Shuttle Atlantis A Turning Point Into The Unknown

Space shuttle Atlantis lifts off from Pad 39A at the Kennedy Space Center in Cape Canaveral, Fla., Friday, July 8, 2011. The STS-135 mission, the final shuttle flight, will bring supplies to the International Space Station. Credit: AP Photo/John Raoux

Four astronauts with a lot on their minds sped skyward into Earth orbit aboard the shuttle Atlantis this morning. The weather was tranquil as Atlantis left the launch pad at Florida’s Kennedy Space Center at 10:26 a.m. CDT this morning on the final flight of the space shuttle program. The 12-day mission will bring 9,500 lbs. of food, supplies, spare parts and science experiments to the International Space Station. The landing date, July 20, is the same as when the first astronauts set foot on the moon 42 years ago.

I’ve been following the space shuttle program since its beginning 30 years ago. I remember getting together with my newspaper colleagues to watch the first liftoff of Columbia in April 1981. I felt so proud of our country’s accomplishment. What an idea – send a whole “airplane” into space and then return it to use again and again.

The space shuttle Discovery and International Space Station chase each other through the Summer Triangle a couple years ago. Photo: Bob King

Like you, I’ve enjoyed watching the shuttle and space station circling around the sky together as they rendezvous and dock and then separate to return astronauts to Earth. Even as an observer, I felt involved in the space program. When Atlantis lands and the crew have to tear themselves out of the craft for the last time, I’ll understand their sadness.

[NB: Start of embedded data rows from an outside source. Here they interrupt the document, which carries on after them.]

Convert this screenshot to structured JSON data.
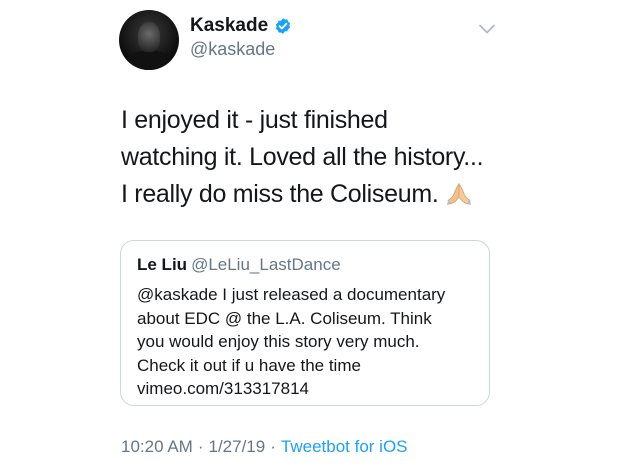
{
  "user": {
    "display_name": "Kaskade",
    "handle": "@kaskade",
    "verified": true
  },
  "tweet": {
    "lines": [
      "I enjoyed it - just finished",
      "watching it. Loved all the history...",
      "I really do miss the Coliseum."
    ],
    "emoji": "folded-hands-emoji"
  },
  "quote": {
    "name": "Le Liu",
    "handle": "@LeLiu_LastDance",
    "lines": [
      "@kaskade I just released a documentary",
      "about EDC @ the L.A. Coliseum. Think",
      "you would enjoy this story very much.",
      "Check it out if u have the time",
      "vimeo.com/313317814"
    ]
  },
  "meta": {
    "time": "10:20 AM",
    "date": "1/27/19",
    "separator": "·",
    "source": "Tweetbot for iOS"
  },
  "colors": {
    "text": "#14171a",
    "secondary": "#657786",
    "accent": "#1da1f2",
    "border": "#ccd6dd"
  }
}
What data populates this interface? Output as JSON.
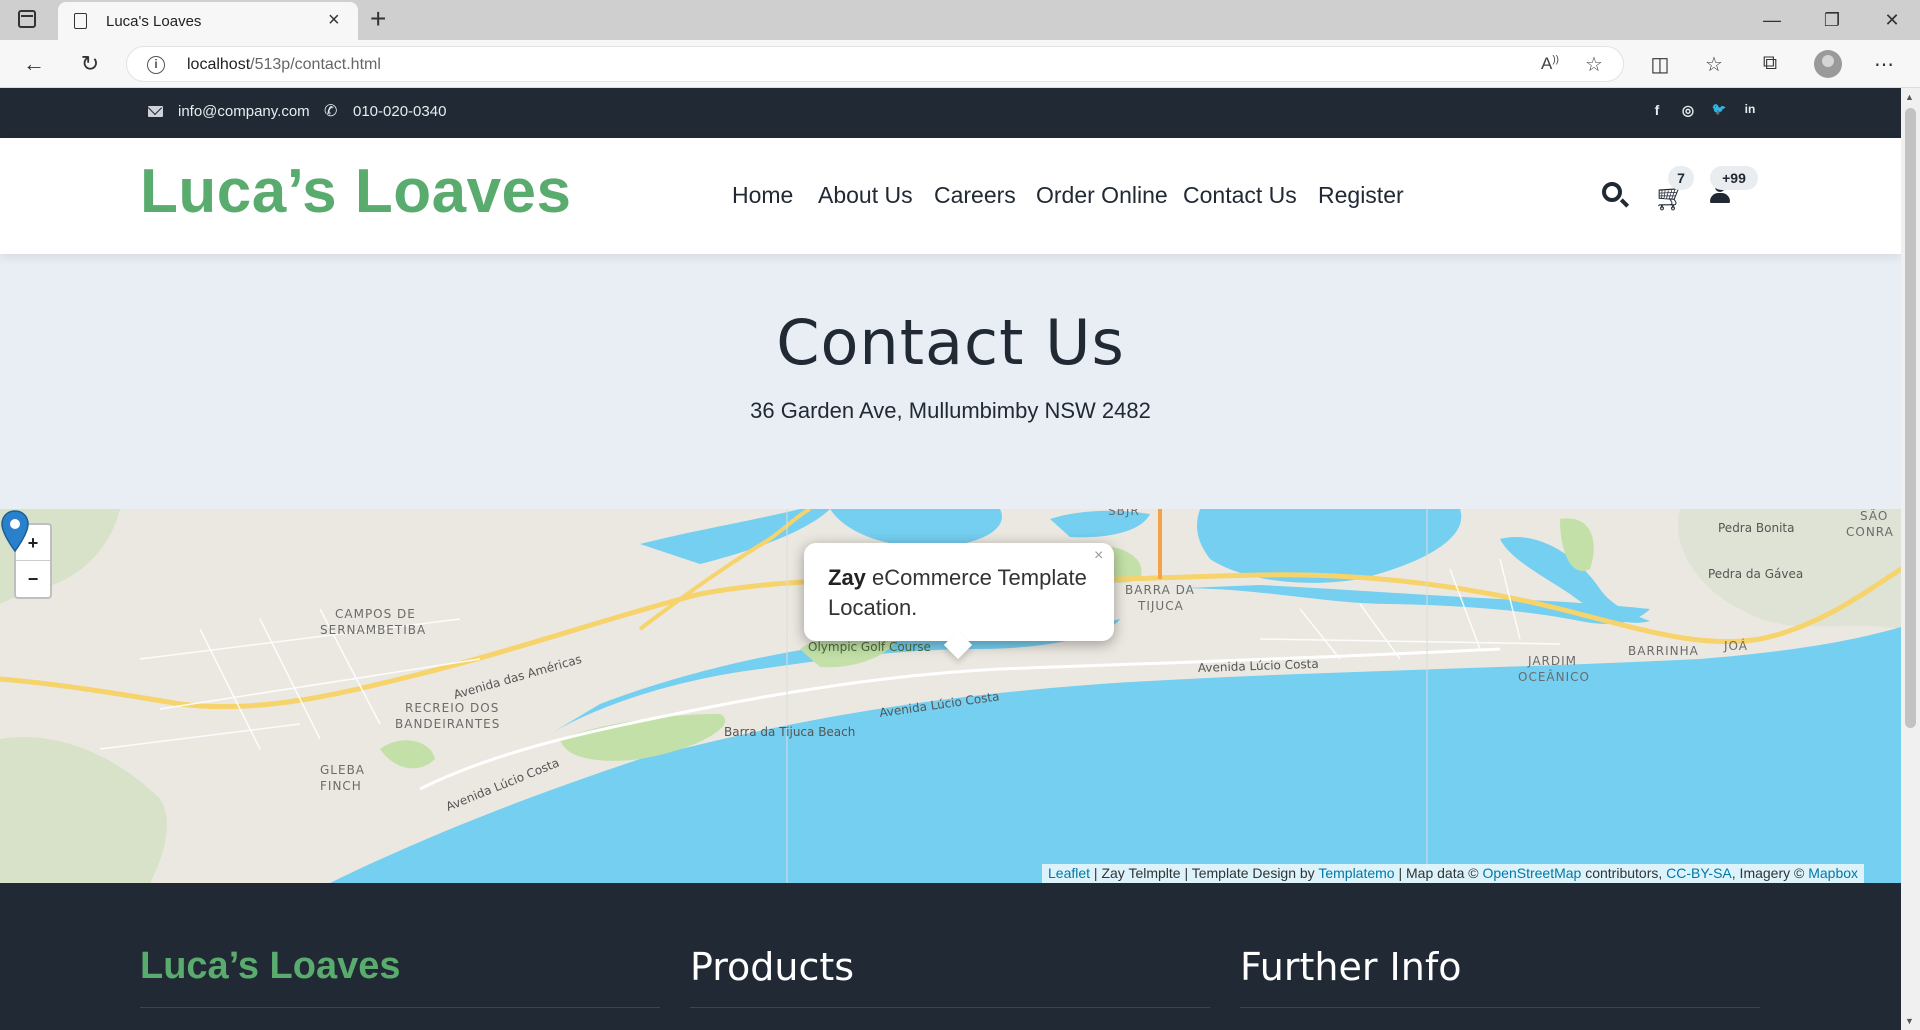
{
  "browser": {
    "tab_title": "Luca's Loaves",
    "url_host": "localhost",
    "url_path": "/513p/contact.html"
  },
  "topbar": {
    "email": "info@company.com",
    "phone": "010-020-0340",
    "social": [
      "f",
      "◎",
      "🐦",
      "in"
    ]
  },
  "header": {
    "brand": "Luca’s Loaves",
    "nav": [
      "Home",
      "About Us",
      "Careers",
      "Order Online",
      "Contact Us",
      "Register"
    ],
    "cart_count": "7",
    "user_count": "+99"
  },
  "hero": {
    "title": "Contact Us",
    "address": "36 Garden Ave, Mullumbimby NSW 2482"
  },
  "map": {
    "zoom_in": "+",
    "zoom_out": "−",
    "popup_bold": "Zay",
    "popup_text": " eCommerce Template Location.",
    "popup_close": "×",
    "labels": {
      "campos": "CAMPOS DE",
      "sernambetiba": "SERNAMBETIBA",
      "recreio": "RECREIO DOS",
      "bandeirantes": "BANDEIRANTES",
      "gleba": "GLEBA",
      "finch": "FINCH",
      "avenida_americas": "Avenida das Américas",
      "avenida_lucio_1": "Avenida Lúcio Costa",
      "avenida_lucio_2": "Avenida Lúcio Costa",
      "avenida_lucio_3": "Avenida Lúcio Costa",
      "golf": "Olympic Golf Course",
      "beach": "Barra da Tijuca Beach",
      "barra": "BARRA DA",
      "tijuca": "TIJUCA",
      "jardim": "JARDIM",
      "oceanico": "OCEÂNICO",
      "barrinha": "BARRINHA",
      "joa": "JOÁ",
      "pedra_bonita": "Pedra Bonita",
      "pedra_gavea": "Pedra da Gávea",
      "sao": "SÃO",
      "conra": "CONRA",
      "sbjr": "SBJR"
    },
    "attribution": {
      "leaflet": "Leaflet",
      "sep1": " | Zay Telmplte | Template Design by ",
      "templatemo": "Templatemo",
      "sep2": " | Map data © ",
      "osm": "OpenStreetMap",
      "sep3": " contributors, ",
      "ccbysa": "CC-BY-SA",
      "sep4": ", Imagery © ",
      "mapbox": "Mapbox"
    }
  },
  "footer": {
    "brand": "Luca’s Loaves",
    "products": "Products",
    "further": "Further Info"
  },
  "colors": {
    "brand_green": "#59ab6e",
    "dark": "#212934",
    "hero_bg": "#e9eef5",
    "water": "#75cff0",
    "link": "#0078a8"
  }
}
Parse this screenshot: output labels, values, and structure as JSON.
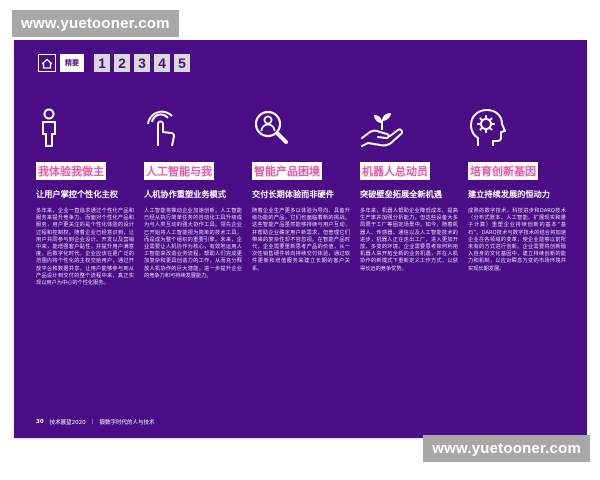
{
  "watermark": {
    "text": "www.yuetooner.com"
  },
  "nav": {
    "label": "精要",
    "numbers": [
      "1",
      "2",
      "3",
      "4",
      "5"
    ]
  },
  "columns": [
    {
      "icon": "person-icon",
      "heading": "我体验我做主",
      "subtitle": "让用户掌控个性化主权",
      "body": "多年来，企业一直追求通过个性化产品和服务来提升竞争力。而面对个性化产品和服务，用户更关注的是个性化体验的设计过程和控制权。随着企业已经意识到，让用户共同参与到企业设计、开发以及营销中来，能增强客户黏性，并提升用户满意度。后数字化时代，企业应该在更广泛的范围内将个性化的主权交给用户，通过开放平台和数据共享，让用户能够参与到从产品设计到交付的整个流程中来，真正实现以用户为中心的个性化服务。"
    },
    {
      "icon": "touch-hand-icon",
      "heading": "人工智能与我",
      "subtitle": "人机协作重塑业务模式",
      "body": "人工智能将推动企业加速创新。人工智能已经从执行简单任务的自动化工具升级成为与人类互动的强大协作工具。领先企业已开始将人工智能视为简单的技术工具，而是成为整个组织的重要引擎。未来，企业需要让人机协作为核心，有效地运用人工智能来改造业务流程，帮助人们完成更加复杂和更具创造力的工作，从而充分释放人机协作的巨大潜能，进一步提升企业的竞争力和可持续发展能力。"
    },
    {
      "icon": "magnifier-person-icon",
      "heading": "智能产品困境",
      "subtitle": "交付长期体验而非硬件",
      "body": "随着企业生产更多以体验为导向、具备升级功能的产品，它们也面临着新的挑战。这些智能产品虽然能够持续与用户互动，并帮助企业确定用户新需求，但管理它们带来的复杂性却不容忽视。在智能产品时代，企业需要重新思考产品的价值，从一次性销售硬件转向持续交付体验，通过软件更新和增值服务来建立长期的客户关系。"
    },
    {
      "icon": "hand-plant-icon",
      "heading": "机器人总动员",
      "subtitle": "突破壁垒拓展全新机遇",
      "body": "多年来，机器人帮助企业降低成本、提高生产率并加强分析能力。但这些设备大多局限于工厂等固定场景中。如今，随着机器人、传感器、通信以及人工智能技术的进步，机器人正在走出工厂，进入更加开放、多变的环境。企业需要思考如何利用机器人来开拓全新的业务机遇，并在人机协作的新模式下重新定义工作方式，以获得长远的竞争优势。"
    },
    {
      "icon": "head-gear-icon",
      "heading": "培育创新基因",
      "subtitle": "建立持续发展的恒动力",
      "body": "成熟的数字技术，科技进步和DARQ技术（分布式账本、人工智能、扩展现实和量子计算）重塑企业持续创新的基本“基石”。DARQ技术与数字技术的结合将加速企业在各领域的变革，使企业能够以前所未有的方式进行创新。企业需要将创新融入自身的文化基因中，建立持续创新的能力和机制，以应对瞬息万变的市场环境并实现长期发展。"
    }
  ],
  "footer": {
    "page_number": "30",
    "report_name": "技术展望2020",
    "subtitle": "锻数字时代的人与技术"
  }
}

The shuttles and the astronauts who flew them launched observatories and satellites, learned to live in space for long periods of time, performed innumerable experiments, repaired and upgraded the Hubble Space Telescope and built the space station. The space station will still be there — that’s a great thing — but the U.S. will now have to depend on the Russian Soyuz spacecraft to come and go from the station at a cost of $60 million per seat. It’s hoped that private industry in our country will build a re-usable vehicle with capabilities like the shuttles, but that’s years off. To read more about the history of the shuttle program and the future of U.S. manned space flight, check out this CNET article or this story from the New York Times.

Space shuttles are often launched during opportune times when observers across the U.S. can watch them cross the sky at night en route to the space station. Unfortunately not this time. The station is currently making daytime passes only across most of the country. The next opportunity to see it and possibly Atlantis will be at dawn around July 20, the day the shuttle is expected to land. Meanwhile, if you want to see a shuttle up close, they’ll be set up as exhibits at the following institutions:

* Discovery will go to the National Air and Space Museum’s Steven F. Udvar-Hazy Center just outside Washington, D.C.
* Enterprise to the Intrepid Sea, Air and Space Museum in New York.
* Endeavour retires to the California Science Center in Los Angeles.
* Atlantis will go to the Kennedy Space Center near Orlando

Vesta seen by the Dawn probe on July 1 from a distance of 62,000 miles. A large, raised mound is visible at bottom. Credit: NASA/JPL-Caltech/UCLA/MPS/DLR/IDA

On the bright side, NASA continues to forge ahead with a healthy program of unmanned space probes on numerous missions to planets, comets and asteroids. Think of the Mars Rovers, the Cassini Mission at Saturn, a new Jupiter probe called Juno set to launch next month and of course Dawn’s trek to Vesta, one of the largest asteroids. Dawn’s most recent photo shows a most interesting big “bump” on Vesta’s surface in addition to craters and assorted smaller hills. In little more than a week, Dawn will be orbiting around the asteroid. Man, I can’t wait for those photos.

These false-color images from NASA's Cassini spacecraft chronicle a day in the life of a huge storm that developed from a small spot last December. The highest clouds, which are colored blue, are about 60 miles above Saturn's undisturbed cloud deck. Lower clouds are red and brown. Credit: NASA/JPL-Caltech/SSI

Meanwhile the Cassini probe orbiting Saturn has returned more pictures of the giant, planet-girdling storm that began in the planet’s northern latitudes last December. It’s the largest, most intense storm ever observed by either Voyager and Cassini spacecraft and spans some 186,000 miles. The storm clouds are likely water ice covered in crystallized ammonia.

Powerful bolts of lightning are generated at the base of the storm — Cassini recorded more than 10 lightning flashes per second during peak intensity. The bolts create a static discharge similar to the crackle you hear on the radio during a terrestrial storm. Click HERE to listen to what Cassini heard.

“This storm is thrilling because it shows how shifting seasons and solar illumination can dramatically stir up the weather on Saturn,” said Georg Fischer, lead author on a paper recently published on Saturn’s weather and a radio and plasma wave science team member at the Austrian Academy of Sciences in Graz.